* Page and application data records:

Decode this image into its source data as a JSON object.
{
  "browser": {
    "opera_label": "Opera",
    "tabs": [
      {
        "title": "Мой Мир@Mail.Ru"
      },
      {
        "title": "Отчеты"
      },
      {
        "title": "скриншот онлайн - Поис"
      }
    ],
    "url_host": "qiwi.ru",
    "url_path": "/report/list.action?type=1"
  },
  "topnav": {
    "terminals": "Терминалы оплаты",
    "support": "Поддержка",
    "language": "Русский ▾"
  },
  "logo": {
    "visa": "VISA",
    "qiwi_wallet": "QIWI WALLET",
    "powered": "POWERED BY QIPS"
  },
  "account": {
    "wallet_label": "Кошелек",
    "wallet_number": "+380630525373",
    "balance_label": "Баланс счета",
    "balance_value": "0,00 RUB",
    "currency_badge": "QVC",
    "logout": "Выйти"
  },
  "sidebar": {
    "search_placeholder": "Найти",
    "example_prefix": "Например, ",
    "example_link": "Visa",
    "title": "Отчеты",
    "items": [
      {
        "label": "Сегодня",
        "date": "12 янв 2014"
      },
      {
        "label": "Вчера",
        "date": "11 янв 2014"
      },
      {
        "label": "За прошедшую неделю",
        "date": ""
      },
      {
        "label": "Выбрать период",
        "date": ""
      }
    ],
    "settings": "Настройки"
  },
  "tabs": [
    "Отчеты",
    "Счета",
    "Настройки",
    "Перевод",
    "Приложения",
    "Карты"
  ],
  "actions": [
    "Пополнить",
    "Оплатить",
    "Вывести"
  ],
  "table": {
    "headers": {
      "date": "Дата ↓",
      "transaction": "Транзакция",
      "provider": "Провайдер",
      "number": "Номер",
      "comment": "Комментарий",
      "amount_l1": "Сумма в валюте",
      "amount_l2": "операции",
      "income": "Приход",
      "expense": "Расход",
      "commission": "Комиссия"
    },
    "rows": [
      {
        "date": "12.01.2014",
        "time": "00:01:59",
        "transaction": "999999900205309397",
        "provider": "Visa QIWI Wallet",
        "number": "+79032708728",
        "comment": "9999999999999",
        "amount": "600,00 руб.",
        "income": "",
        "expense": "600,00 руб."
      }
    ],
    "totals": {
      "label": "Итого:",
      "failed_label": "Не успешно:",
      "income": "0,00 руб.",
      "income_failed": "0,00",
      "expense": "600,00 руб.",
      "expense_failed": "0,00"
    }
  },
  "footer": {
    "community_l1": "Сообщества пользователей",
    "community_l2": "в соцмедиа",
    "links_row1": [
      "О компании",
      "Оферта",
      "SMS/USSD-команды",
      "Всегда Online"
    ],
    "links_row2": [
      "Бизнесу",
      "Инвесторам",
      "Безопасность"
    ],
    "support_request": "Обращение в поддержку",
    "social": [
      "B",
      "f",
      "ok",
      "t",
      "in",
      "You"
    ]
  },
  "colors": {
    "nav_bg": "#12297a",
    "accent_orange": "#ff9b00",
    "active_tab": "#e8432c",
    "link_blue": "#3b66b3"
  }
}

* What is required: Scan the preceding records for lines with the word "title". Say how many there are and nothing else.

* Solution for this problem: 4